The nurse looks at me, confused. Surely she’s heard this question before?
“They’re my lucky undies,” I add, as if I need to justify wanting to cover my butt instead of starring in the Naked Heinie Show (which I imagine has Benny Hill theme music). I’m trying to wrangle all the wires attached to me along with my constant companion, a wobbly IV stand, which for some reason has six caster wheels, like a metal Squidward from SpongeBob. Annnd now I feel a breeze. Nice. Naked and covered in goosebumps in front of strangers. Waitaminute, I think I regularly retweet those books…
Another nurse has kicked my husband out so I can “rest,” which I later learn consists of some strange middle-of-the-night occurrences, including a visit from a nurse named Purvy and a child screaming for his mama. Did any of that really happen? Either I’m in a truly a small-town hospital or because I look young for my age, I’ve been put in Pediatrics by accident. (The former, incidentally or that could have been pervy.)
My buddy, Bob, messages me with a blog post about blog posts in the middle of the night, which is not as weird as it sounds because he lives in Korea. I give him what I’m sure is completely rational, if Vicodin-soaked advice, glad I have someone to distract me from the mystery of how a cup of pudding appeared on my food tray at 4am—nightmares of Cosby—I’m thankful I have my lucky undies on now. Oh, yes I am.
What Am I Doing Here?
I’m spending the rest of my summer vacation dealing with the fallout of evicting some tenants who’ve taken up residence in my neck. That is, my “fatty buddies” a.k.a. my thyroid.
Incidentally, my friend’s husband who just had the same surgery named his thyroid Thyrone, which sounds like the short and ugly cousin of Tyrion Lannister. While my squatters were just annoying and tiresome, literally, Thyrone was a major jerk—that bastard was cancerous, so I count myself lucky.

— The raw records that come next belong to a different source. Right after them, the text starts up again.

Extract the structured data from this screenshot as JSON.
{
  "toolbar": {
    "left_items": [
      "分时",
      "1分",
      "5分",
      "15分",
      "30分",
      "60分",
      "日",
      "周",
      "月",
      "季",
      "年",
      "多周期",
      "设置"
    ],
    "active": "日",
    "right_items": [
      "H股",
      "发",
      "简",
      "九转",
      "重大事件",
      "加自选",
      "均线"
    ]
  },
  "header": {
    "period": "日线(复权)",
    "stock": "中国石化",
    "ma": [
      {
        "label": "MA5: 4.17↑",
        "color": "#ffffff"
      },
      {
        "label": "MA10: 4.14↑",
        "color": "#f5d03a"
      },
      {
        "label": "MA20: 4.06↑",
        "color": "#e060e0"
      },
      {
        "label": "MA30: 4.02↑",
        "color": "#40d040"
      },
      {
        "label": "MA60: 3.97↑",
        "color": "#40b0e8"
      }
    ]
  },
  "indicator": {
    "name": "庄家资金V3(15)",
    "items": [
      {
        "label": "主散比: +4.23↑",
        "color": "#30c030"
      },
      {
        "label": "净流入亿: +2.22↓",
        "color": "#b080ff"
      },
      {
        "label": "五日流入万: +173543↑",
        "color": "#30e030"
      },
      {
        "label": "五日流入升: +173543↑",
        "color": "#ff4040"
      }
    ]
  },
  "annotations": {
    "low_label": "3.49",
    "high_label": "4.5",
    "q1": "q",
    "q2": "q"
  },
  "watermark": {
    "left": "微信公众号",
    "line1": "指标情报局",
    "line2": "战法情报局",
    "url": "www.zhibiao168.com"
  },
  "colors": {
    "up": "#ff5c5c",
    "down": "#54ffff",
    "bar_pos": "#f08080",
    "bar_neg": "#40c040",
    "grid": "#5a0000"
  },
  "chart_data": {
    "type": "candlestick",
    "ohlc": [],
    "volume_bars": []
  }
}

Were They Really That Bad of Tenants?
I didn’t think they were that bad. And that was the kicker. Both my surgeon and my endocrinologist were saying, “You could have the surgery now or later. But it’s your choice.” My choice? What the ever-loving heck did that mean? I’m staring down the barrel of a procedure that would completely alter my body’s chemistry, but it’s my choice?
I’m not into elective surgery. I barely take medicine. My husband has to remind me that Advil exists for a reason. Sure, my tenants were making me tired, but it was like the equivalent of them playing loud music at night, every night. No big deal for a nonconfrontationalist. It’s not like my thyroid nodules were an idiotic college-boy neighbor who pulled an unlicensed gun on me while I was playing in my backyard with my dog. (True story. Don’t worry. A friend of mine took care of him…)
But still…despite what the doctors were telling me, the surgery wasn’t elective. The timing of it was. And for a worrier like me, sooner is better than later.
Get. Scram. Vamoose. Make like a tree and leave.
Eviction notice served, I gowned up and prepared to meet Michael Jackson. “Give me the good stuff,” I asked Janice, the anesthesiologist, whom I know from around town.
And that’s the last thing I remembered until I woke up with my butt hanging out of a johnny and a telltale pudding cup on my tray.
Now I’m back to writing and back on the blogging wagon, summertime squandered. Bride of Frankenstein Halloween costume figured out.
“By the way,” my doctor said the next time I saw her, “Pathology says no cancer, but there was definitely potential in a few years, so it was a good thing we did it now.”
Optional, my breeze-loving butt.